This year’s theme is “Sing a New Song,” which is exactly what will happen at the Interfaith Federation of Greater Baton Rouge’s Sounds of Comm-UNITY Concert on Sunday, May 3.
The event will mark its 25th anniversary at 4 p.m. at St. Paul the Apostle Catholic Church with a new song written especially for the occasion.
“Because it’s the 25th anniversary, we wanted to figure out a way to pay tribute to the memory of our past president, Dr. Charles Smith, who founded the concert series, ” says the Rev. Robin McCullough-Bade, executive director of the federation. “So, we wanted to invite children and young people to take part.

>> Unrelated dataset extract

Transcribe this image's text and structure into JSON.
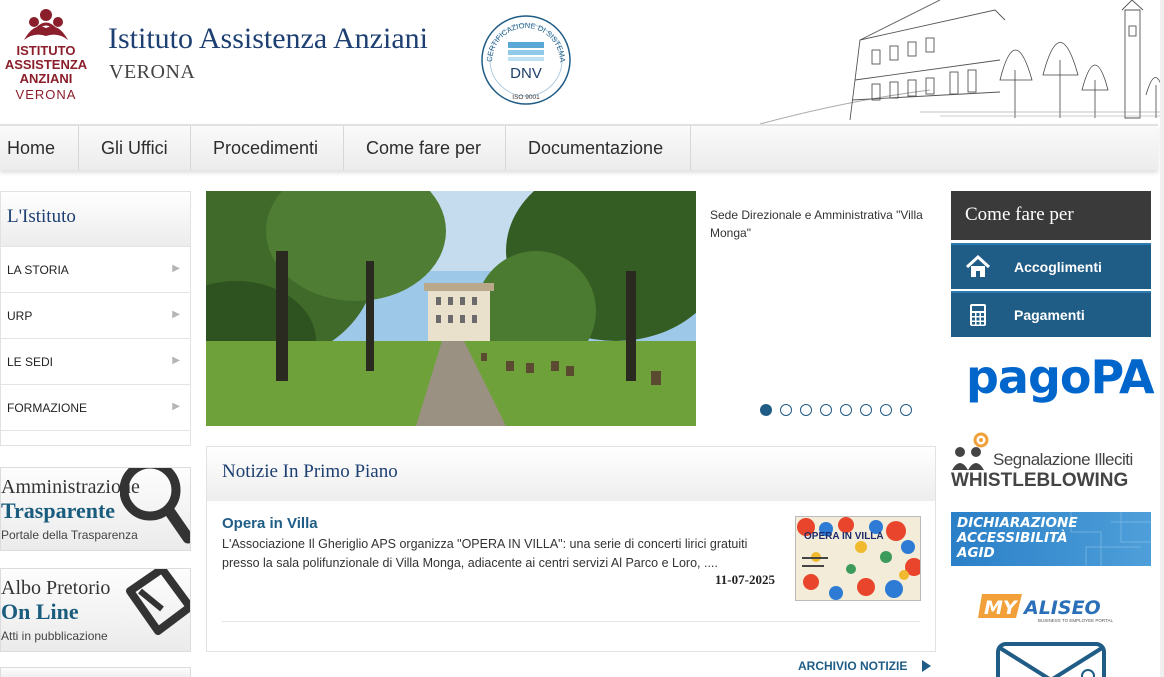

We’ll be passing the torch to the next generation.”
Smith, who pastored Shiloh Missionary Baptist Church for 50 years, died on Sept. 11, 2012, a few months after retiring at age 80. One of those young people is Southern University student Ariel Pierre, who won first place in the federation’s Music Composition Competition for Composers Under Age 26. Pierre’s song, “We Need Peace,” will be featured at the concert.
Other new music that debuted at the concert include Robert Kyr’s intricate choral work, “Waging Peace” from the 2013 concert, and Everrett Parker’s “Glimpses of Hope,” composed for the 1993 event.
Parker’s song will be reprised for the May 3 event, which also will include performances by the McKinley High School Gospel Choir, the Children’s Handbell Choir and groups from Beth Shalom Synagogue, St. Paul the Apostle Catholic Church, St. Augustine Catholic Church and Greater Mount Carmel Baptist Church.
More than 100 groups have performed at the concert since it started in 1991.
The organization, known at the time as the Federation of Churches and Synagogues, staged the show as a fundraiser for its projects, including the Holy Grill, which provides lunch each weekday for residents in the Zion City area. The federation’s mission is to “cultivate interfaith understanding and cooperation to reduce human suffering in Greater Baton Rouge.”
And it’s this spirit that brings together a diverse group of ethnic and religious backgrounds for this performance.
“There were Jewish, Catholic, Protestant and gospel choirs represented in the first year,” McCullough-Bade says. “And the fact that it started out in the Centroplex (now the River Center) was an ambitious undertaking. It stayed at the Centroplex for the first five years before it started moving to different locations.”
“We’ve been in a bunch of different places and a lot of different churchs,” says the Rev. Ralph Howe Jr., who served as the federation’s president in 1996. “You see people there from different congregations. I go to the concerts and see people that I’ve connected with because of this organization, people from Jewish congregations and predominantly black churches. That’s the thing I love about this organization and these concerts — the relationships we build.”
Howe is the senior associate rector and day school chaplain at St. James Episcopal Church. He was joined at the federation office on this day by past presidents Victor Sachse and Joyce Robinson.
Sachse is owner of Centaur Records in Baton Rouge and presided over the federation in 2001. Robinson was president in 2005.
“I remember the first concert,” Robinson says. “It was spirit-led and spiritual, and it gave you a dynamic about who you were as a part of this organization.”
“I know there were people who thought that there was a great probability that this concert would serve only as a cathartic function for the federation members, but by contrast, this concert helped people and made things happen,” Sachse says.